Hours, workplace… Employees dream of ultra-flexibility

Hours, workplace... Employees dream of ultra-flexibility

The advent of teleworking has shaken many managerial certainties. But it appears to be the tip of the iceberg. It is flexibility taken to the extreme that employees are now looking for, according to a recent American report.

If the 100% face-to-face model with fixed hours remains the norm, flexible and delocalized teleworking constitutes an increasingly strong expectation among working people. The latter are particularly interested in the possibility of compressing their working time and experimenting with the four-day week.

Job offers mentioning this system have seen a 68% search boom since February 2023, as indicated in Flexa’s Flexible Working report. This date is not insignificant since it coincides with the publication date of the results of a major experiment on the four-day week carried out in the United Kingdom for six months. This operation was a great success since 92% of the organizations which participated chose to continue this test.

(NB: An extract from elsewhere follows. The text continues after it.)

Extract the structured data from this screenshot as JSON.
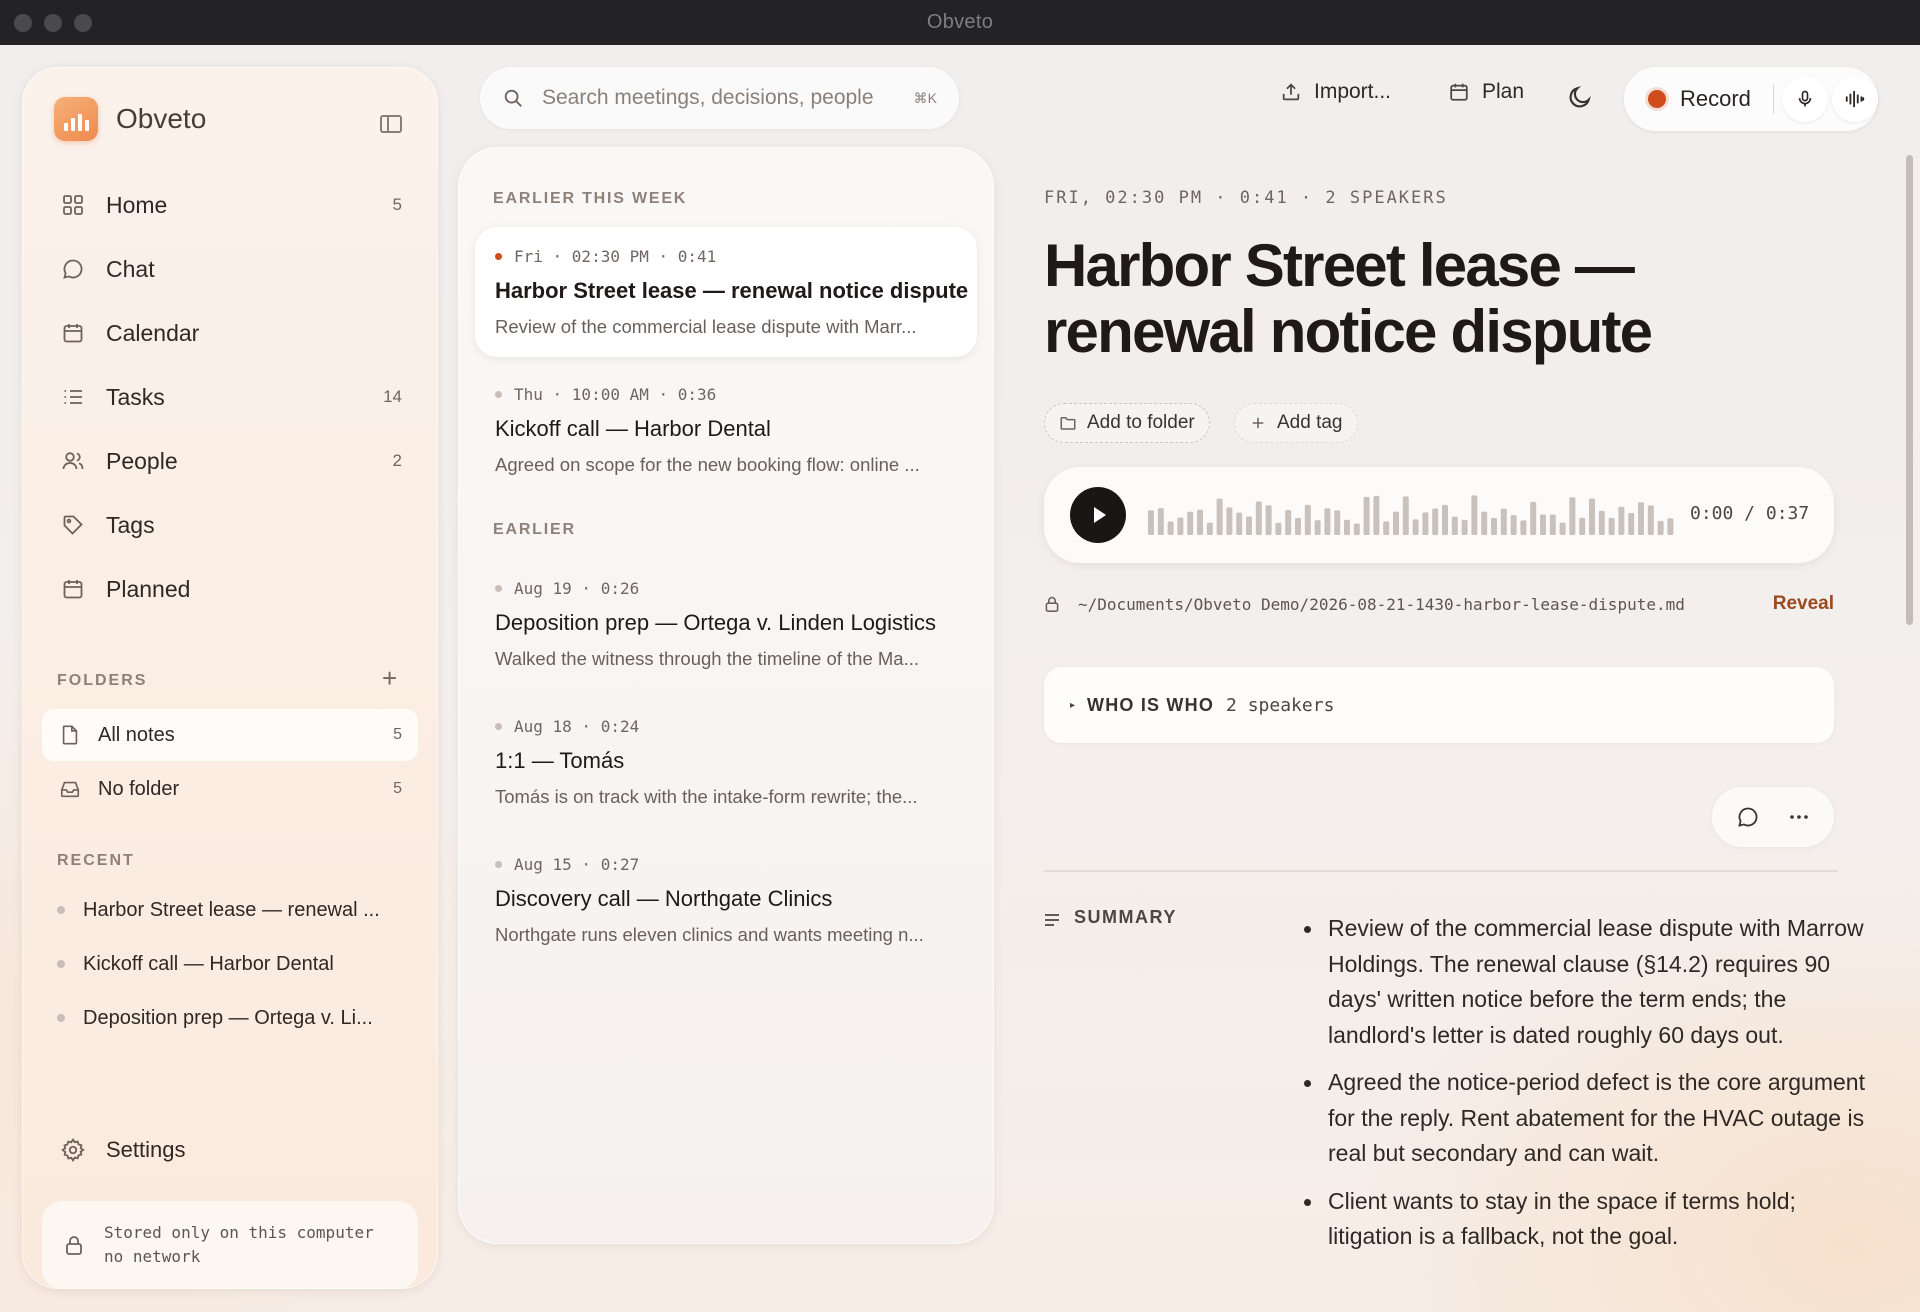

Companies, whether based in the United Kingdom or not, have understood that this organizational model can be a key asset for hiring employees. They therefore massively deployed it last year, which resulted in an increase in recruitment advertisements offering alternative working weeks in the last quarter of 2023 compared to the same period in 2022.

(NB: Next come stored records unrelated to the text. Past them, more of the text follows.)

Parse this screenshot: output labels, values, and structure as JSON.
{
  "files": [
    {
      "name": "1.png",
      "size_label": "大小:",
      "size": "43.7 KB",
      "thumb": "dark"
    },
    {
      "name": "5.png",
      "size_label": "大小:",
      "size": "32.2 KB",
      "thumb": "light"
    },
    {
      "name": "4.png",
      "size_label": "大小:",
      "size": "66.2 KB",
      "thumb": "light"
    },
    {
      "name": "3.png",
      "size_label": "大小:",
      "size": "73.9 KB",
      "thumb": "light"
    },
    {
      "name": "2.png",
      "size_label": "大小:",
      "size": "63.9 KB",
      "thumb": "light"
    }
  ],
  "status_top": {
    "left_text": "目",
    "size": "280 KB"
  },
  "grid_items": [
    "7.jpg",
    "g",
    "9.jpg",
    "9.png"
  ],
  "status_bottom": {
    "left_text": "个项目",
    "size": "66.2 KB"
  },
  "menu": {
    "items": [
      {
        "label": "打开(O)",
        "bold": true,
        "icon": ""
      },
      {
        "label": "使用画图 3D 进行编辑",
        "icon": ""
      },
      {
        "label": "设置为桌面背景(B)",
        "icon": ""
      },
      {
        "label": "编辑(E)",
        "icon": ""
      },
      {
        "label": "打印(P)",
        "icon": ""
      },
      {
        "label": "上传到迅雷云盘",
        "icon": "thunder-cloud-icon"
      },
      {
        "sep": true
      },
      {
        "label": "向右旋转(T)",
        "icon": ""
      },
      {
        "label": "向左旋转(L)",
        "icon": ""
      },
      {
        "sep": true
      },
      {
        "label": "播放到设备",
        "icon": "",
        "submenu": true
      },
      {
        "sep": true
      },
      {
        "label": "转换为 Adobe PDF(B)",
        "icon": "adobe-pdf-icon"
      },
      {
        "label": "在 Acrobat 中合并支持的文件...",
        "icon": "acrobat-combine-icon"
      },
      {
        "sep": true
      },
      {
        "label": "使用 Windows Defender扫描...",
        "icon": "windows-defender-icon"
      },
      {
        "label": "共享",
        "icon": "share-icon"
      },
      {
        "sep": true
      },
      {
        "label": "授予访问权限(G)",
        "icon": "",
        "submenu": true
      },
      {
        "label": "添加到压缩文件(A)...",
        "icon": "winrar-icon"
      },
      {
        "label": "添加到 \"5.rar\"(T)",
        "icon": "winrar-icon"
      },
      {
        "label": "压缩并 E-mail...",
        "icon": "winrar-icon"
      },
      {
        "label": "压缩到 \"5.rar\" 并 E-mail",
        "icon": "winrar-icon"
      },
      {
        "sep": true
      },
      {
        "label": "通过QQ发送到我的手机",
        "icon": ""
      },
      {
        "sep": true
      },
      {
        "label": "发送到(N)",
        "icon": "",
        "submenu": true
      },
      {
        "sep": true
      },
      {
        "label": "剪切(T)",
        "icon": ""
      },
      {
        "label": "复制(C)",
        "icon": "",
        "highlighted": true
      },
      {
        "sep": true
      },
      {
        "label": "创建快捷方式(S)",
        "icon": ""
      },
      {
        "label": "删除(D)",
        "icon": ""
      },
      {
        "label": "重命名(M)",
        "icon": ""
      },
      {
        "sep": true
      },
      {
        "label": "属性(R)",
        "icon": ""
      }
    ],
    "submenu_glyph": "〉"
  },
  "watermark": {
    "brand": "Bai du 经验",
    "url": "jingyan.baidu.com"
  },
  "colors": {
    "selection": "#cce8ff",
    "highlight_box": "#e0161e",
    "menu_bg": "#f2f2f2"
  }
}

Adapt to everyone’s needs

It’s a safe bet that this trend will last a long time. For good reason, having the possibility of working four days, instead of five, is more than a simple comfort for employees. It is the sign of a managerial philosophy based on freedom, autonomy and trust. By establishing this method of organization, the company demonstrates its desire to be in line with the different needs and lifestyles of its employees, which strengthens its employer brand.

The four-day week is not the only alternative work arrangement that interests employees. Flexible hours are also part of this. But surprisingly, the workers surveyed as part of the Flexa study do not seem to want to benefit from it at all costs. Half of them say they are indifferent to whether or not an employer offers flexible working hours. “This suggests that when other flexibility arrangements are put in place, whether it be choice of workplace or alternative working arrangements, daily schedule flexibility is not as important a concern,” note the authors of the report.

But working people are much more interested in the possibility of being able to adapt their schedules on an ad hoc basis, whether to go to a medical appointment or pick up their children from school. They also value being able to work wherever they want.

Generally speaking, everything suggests that the time has come for ultra-flexibility. Workers would like to be able to come to the office when they feel the need, or adapt their working hours to their schedule, in order to maintain a balance between their professional and personal lives. But this new approach to “à la carte” work is a challenge for employers. It involves fundamentally rethinking the relationship between the company and its employees so that individual requirements do not weaken the collective.